Exercise goal: Determine how many lines in the records hold the word "leaves". Return the number alone.

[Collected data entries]
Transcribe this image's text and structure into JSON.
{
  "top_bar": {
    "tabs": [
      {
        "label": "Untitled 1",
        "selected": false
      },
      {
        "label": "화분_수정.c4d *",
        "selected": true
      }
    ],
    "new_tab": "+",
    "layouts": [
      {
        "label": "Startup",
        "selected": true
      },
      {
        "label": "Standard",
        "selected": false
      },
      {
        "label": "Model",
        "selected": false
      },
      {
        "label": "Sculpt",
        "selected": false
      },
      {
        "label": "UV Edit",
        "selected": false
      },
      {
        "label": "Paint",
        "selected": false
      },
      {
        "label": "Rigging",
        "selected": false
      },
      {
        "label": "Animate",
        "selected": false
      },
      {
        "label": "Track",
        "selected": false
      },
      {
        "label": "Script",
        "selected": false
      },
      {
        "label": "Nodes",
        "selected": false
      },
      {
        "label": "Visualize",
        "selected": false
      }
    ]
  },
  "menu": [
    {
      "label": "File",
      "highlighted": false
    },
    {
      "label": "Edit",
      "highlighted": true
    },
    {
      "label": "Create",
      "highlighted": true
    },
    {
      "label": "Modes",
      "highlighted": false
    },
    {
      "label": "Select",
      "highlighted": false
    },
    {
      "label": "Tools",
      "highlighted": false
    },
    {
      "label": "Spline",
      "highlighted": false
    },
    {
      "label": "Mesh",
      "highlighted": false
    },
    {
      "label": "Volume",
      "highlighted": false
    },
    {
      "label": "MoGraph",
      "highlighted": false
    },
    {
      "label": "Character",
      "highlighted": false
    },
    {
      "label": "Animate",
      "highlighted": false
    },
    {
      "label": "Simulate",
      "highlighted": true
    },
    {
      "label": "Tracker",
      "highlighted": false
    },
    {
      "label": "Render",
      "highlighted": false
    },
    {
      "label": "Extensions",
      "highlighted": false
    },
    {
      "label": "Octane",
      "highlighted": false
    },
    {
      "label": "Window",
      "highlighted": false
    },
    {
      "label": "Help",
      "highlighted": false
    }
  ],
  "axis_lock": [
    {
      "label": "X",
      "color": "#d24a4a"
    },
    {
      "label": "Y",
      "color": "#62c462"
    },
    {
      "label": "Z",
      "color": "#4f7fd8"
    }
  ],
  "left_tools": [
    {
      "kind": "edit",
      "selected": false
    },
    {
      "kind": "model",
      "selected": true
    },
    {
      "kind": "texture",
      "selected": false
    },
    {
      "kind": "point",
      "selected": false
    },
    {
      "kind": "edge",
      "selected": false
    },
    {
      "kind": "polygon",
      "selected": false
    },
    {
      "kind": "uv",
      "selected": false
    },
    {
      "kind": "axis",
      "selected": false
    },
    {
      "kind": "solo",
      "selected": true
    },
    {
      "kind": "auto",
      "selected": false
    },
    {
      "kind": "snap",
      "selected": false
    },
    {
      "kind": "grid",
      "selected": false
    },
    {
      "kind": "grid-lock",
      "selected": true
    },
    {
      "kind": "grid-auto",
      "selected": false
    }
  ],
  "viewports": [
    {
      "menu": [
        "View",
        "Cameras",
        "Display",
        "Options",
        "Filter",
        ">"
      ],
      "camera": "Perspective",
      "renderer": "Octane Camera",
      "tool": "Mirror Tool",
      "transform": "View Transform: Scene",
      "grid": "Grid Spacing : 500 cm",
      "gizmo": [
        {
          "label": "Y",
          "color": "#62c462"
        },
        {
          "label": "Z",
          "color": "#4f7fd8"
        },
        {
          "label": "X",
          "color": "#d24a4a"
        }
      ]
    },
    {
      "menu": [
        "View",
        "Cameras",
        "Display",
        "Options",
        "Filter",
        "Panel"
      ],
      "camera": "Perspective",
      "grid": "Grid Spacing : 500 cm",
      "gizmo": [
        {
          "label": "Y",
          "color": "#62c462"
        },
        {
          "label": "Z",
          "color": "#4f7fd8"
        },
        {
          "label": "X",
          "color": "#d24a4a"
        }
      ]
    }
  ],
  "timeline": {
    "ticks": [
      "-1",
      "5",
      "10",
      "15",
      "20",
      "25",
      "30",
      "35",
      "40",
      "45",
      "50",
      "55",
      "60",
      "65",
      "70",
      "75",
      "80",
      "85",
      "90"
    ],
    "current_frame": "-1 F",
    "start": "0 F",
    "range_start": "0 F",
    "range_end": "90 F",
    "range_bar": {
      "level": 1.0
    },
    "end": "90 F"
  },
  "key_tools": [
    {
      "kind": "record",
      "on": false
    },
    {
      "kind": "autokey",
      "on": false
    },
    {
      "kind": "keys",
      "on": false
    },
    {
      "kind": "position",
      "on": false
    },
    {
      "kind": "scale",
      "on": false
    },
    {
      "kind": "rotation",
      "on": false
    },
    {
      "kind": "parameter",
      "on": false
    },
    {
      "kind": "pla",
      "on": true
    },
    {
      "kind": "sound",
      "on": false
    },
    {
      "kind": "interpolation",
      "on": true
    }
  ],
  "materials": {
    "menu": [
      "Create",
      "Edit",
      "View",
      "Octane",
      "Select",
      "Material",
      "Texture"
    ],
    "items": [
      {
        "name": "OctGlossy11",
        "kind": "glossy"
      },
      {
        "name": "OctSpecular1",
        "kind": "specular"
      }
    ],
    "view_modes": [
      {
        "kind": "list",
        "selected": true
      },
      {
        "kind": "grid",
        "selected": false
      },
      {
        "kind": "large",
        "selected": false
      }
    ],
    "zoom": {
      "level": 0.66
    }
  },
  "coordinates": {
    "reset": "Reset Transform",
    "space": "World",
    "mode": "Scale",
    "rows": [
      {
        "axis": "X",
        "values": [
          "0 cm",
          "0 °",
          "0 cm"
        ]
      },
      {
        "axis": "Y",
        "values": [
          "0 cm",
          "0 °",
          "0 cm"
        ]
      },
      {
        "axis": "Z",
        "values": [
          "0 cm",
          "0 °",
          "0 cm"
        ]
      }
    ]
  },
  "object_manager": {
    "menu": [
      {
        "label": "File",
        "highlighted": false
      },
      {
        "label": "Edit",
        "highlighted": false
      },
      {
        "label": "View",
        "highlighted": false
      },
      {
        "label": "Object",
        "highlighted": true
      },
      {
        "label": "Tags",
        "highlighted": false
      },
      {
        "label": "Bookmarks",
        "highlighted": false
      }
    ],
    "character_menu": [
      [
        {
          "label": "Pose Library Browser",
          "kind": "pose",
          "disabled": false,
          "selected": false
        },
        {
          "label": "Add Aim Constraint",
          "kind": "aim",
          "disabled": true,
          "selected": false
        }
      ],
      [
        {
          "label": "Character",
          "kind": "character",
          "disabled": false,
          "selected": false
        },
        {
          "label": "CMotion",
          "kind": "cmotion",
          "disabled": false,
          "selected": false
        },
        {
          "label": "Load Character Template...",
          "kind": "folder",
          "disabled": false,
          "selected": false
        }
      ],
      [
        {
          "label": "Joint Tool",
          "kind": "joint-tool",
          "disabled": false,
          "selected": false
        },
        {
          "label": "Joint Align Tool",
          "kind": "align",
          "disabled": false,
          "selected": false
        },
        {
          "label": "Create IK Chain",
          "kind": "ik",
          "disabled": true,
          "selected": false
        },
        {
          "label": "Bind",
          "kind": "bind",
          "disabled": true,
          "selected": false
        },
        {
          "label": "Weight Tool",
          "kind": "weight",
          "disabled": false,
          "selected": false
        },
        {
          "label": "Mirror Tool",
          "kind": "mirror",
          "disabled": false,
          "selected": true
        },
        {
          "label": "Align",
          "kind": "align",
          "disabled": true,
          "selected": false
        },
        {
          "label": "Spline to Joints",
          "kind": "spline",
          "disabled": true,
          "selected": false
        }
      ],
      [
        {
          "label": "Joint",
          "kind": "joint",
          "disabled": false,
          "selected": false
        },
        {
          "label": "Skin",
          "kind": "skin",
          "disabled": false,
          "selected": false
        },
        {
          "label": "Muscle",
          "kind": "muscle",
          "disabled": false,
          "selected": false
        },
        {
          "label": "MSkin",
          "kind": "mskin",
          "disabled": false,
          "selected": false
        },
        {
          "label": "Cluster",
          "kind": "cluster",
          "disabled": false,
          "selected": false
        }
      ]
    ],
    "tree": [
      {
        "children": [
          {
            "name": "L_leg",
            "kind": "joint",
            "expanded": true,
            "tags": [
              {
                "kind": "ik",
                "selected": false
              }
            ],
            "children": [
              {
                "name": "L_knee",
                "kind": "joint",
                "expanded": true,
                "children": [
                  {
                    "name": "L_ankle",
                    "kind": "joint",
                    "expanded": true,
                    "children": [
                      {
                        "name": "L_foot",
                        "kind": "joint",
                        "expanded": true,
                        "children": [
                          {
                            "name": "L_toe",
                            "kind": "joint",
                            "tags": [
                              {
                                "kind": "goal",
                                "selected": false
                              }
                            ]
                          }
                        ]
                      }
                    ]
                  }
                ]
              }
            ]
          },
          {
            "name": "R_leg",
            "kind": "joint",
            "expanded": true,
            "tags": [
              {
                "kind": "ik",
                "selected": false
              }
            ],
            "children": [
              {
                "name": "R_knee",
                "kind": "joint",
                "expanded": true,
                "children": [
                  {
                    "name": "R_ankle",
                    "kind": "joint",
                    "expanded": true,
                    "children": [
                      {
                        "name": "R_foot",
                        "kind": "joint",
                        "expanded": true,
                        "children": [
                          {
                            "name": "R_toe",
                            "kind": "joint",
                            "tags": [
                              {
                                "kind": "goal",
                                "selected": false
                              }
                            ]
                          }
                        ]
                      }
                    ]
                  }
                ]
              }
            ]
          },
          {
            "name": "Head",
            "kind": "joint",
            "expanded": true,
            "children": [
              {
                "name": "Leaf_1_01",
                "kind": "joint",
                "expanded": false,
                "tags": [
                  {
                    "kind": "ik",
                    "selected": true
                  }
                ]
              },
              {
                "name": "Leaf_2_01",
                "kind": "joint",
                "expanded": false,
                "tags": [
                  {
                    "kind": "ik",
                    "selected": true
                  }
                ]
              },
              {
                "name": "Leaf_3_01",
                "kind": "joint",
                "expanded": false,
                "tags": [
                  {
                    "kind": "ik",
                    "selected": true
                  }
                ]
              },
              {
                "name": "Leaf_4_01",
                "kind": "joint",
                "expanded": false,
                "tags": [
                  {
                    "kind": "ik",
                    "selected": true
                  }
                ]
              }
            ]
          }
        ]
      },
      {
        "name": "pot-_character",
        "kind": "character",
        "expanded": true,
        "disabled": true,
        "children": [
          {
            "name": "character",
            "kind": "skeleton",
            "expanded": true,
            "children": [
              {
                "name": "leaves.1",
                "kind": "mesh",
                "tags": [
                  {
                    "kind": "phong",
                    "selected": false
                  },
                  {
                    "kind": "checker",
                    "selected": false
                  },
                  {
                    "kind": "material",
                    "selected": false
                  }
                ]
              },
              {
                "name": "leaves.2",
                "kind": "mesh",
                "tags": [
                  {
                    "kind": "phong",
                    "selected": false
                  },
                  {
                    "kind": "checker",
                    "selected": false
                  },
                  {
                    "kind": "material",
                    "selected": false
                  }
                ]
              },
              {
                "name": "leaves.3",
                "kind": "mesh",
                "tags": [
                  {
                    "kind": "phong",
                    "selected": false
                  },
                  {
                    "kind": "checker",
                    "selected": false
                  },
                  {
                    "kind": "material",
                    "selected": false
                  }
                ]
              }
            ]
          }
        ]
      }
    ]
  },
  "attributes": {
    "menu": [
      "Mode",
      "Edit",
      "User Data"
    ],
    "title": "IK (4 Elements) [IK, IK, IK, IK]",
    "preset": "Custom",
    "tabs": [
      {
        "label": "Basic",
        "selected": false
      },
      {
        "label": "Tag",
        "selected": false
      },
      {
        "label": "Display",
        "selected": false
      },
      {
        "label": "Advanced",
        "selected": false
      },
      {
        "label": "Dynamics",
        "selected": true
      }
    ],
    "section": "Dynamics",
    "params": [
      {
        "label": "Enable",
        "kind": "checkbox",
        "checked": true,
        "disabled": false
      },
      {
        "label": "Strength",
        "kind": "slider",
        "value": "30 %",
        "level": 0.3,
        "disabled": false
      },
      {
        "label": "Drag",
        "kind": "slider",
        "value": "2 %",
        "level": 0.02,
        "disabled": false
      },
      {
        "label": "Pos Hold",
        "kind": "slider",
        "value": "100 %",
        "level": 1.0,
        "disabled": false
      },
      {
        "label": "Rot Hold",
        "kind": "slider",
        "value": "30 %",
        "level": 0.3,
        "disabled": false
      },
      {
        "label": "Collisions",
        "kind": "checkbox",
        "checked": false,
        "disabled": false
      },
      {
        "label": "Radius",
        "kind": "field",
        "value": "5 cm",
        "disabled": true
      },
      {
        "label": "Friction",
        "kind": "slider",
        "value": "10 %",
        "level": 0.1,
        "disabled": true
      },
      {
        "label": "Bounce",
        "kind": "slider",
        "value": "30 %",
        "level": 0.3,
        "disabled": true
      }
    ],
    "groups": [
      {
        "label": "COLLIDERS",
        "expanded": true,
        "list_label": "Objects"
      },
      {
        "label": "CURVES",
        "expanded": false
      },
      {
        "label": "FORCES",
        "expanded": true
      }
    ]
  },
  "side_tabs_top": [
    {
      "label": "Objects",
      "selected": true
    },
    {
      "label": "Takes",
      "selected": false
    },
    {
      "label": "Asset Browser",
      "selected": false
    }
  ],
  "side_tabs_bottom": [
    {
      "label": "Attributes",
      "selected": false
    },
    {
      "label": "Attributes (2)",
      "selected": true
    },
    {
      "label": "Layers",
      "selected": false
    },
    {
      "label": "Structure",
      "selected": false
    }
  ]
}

Solution for this task: 3